Disaster planning in storm season: How can risk managers prepare?

Disaster planning in storm season: How can risk managers prepare? | Insurance Business

Disaster planning in storm season: How can risk managers prepare?

Weather events can cause significant disruption and loss to a business. In the midst of Atlantic hurricane season, companies need to ensure they understand the risks and have an effective plan in place. 

Corporate Risk and Insurance spoke to Arnold Mascali (pictured), president of Procor Solutions + Consulting, about how risk managers can build business resilience and respond to risk and disruption.

Mascali is an attorney and risk management professional with 30 years of experience. He was previously managing director of Aon’s Global Property Risk Consulting group and a member of the broker’s Global Risk Consulting US Operations Board. In that role, he managed the response to some of the largest property and business interruption claims in history, arising out of catastrophes such as the September 11th terrorist attack, Hurricanes Katrina and Ike.

What are some surprising areas that financial impact stems from, and how can risk managers prepare?

A frequently overlooked reason for income losses is failure to consider how disasters impact your employees. Risk managers tend to focus on the company itself and omit any planning around the impact that employees may face. Consider this: if a hurricane damages a manufacturing facility, the storm may also have caused damage to the surrounding areas, where employees live. If those employees are displaced or need to relocate, there could be a significant impact on the organization, as well.

Some companies are creating ‘Employee Disaster Recovery Programs’ to assist employees with insurance-related matters by providing current information on where they can find relief. These programs can help support your most valuable assets while helping them return to normalcy, and work with a clearer focus.

How can risk managers quantify business interruption?

Protecting a business’s income stream is one of the most important risk management responsibilities for any company. While business interruption (BI) insurance affords some protection, it does not provide complete relief and claims can be complex.

A well-prepared risk manager or business owner can avoid protracted delays in resolving BI claims by completing a business interruption valuation prior to any event. The valuation would consider probable and foreseeable interruptions, as well as the predicted period in which the business would be impacted. With timing in mind, you can make reasonable financial projections and estimate the amount of income that could be lost. You should also consider extra expenses that are likely to be incurred in a full or partial shutdown of operation.

Your valuation and methodology can then be used to purchase the right amount of business interruption coverage, and will also help any claims to be resolved as quickly as possible.

How can businesses become more elastic pre-storm, and how can that help you bounce back faster?

Elasticity in disaster planning means to think outside of the organization.
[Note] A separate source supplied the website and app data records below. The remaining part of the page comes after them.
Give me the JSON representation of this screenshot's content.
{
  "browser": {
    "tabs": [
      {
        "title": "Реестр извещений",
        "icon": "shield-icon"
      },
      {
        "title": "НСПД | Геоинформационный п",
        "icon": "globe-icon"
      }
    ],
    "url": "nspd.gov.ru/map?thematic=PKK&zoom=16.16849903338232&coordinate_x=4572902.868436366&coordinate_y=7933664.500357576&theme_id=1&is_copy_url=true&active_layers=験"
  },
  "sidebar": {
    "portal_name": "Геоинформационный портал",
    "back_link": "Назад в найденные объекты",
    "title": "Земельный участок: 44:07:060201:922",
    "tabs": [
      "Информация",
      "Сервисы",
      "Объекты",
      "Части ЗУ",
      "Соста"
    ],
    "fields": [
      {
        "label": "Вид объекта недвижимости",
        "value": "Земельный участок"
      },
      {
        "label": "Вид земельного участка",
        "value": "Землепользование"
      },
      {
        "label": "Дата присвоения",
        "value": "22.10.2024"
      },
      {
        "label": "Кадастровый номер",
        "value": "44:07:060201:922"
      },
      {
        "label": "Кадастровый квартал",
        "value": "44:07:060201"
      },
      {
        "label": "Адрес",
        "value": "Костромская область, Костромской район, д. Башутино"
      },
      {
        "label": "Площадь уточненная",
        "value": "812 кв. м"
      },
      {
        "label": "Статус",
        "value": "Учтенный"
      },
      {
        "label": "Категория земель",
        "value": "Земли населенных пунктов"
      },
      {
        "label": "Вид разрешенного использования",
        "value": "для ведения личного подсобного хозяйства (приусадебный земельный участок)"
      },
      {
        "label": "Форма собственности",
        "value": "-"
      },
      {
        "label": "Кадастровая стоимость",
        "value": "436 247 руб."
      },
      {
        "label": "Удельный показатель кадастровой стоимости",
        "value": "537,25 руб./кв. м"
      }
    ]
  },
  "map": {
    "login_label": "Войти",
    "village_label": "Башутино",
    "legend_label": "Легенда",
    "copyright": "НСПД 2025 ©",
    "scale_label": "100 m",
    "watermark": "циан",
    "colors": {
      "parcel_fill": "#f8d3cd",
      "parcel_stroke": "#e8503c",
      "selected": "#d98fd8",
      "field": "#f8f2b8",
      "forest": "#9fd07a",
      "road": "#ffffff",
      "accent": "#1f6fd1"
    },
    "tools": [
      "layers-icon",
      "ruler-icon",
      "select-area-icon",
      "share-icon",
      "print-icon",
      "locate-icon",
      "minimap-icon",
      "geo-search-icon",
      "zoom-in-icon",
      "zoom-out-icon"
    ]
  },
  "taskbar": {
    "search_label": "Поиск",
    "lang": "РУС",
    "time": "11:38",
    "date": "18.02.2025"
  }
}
When disaster strikes, outside vendors or suppliers may not prove as reliable as anticipated, or your company may be placed at a lower priority when it comes to emergency responders.

Restoration companies are in high demand following catastrophes and having a pre-event contract with a reputable firm can make all the difference. A simple way to ensure a timely response is to have a pre-existing business relationship in place with a restoration contractor that ensures they respond to all events for the company, no matter the size or complexity.

What are the key players when it comes to understanding your disaster plan as a business?

Stakeholders vary by organization, but typically include finance, risk management, facilities, and procurement. When it comes to disaster planning, risk managers should aim to unite all stakeholders and avoid ‘silo driven’ plans. You don’t want each stakeholder to have its own plan based on its own priorities, without considering how it may interact with other parts of the organization.

Additionally, disaster response information should be easily available to all employees and team leaders should be trained on how to support and reinforce the organization’s commitment to the plan.

 

Related stories:
Taking on risk as the World Cup reaches conclusion
The cost of risk is declining, RIMS reveals